** EXERCISE REQUIREMENTS **
Go through the lines below and copy each one that holds the string "name".

═══ EXTRACTED RECORDS

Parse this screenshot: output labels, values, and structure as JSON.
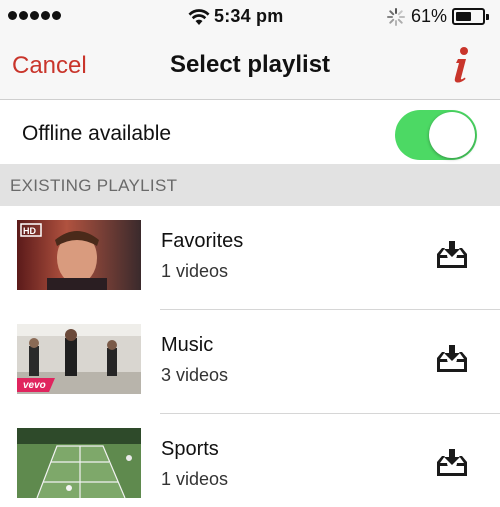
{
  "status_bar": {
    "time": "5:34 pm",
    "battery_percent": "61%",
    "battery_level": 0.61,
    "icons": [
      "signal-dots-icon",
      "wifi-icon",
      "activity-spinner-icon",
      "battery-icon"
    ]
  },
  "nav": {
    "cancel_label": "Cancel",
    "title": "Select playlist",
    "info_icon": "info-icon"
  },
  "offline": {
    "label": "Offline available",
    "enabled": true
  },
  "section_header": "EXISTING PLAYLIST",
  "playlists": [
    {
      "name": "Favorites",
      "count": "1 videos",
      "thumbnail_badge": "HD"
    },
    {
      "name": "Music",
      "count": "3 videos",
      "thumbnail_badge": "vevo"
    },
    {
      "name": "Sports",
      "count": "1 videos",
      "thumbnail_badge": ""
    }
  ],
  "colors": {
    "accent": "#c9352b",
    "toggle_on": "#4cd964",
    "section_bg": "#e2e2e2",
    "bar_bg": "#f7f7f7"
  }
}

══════

** ANSWER **
      "name": "Favorites",
      "name": "Music",
      "name": "Sports",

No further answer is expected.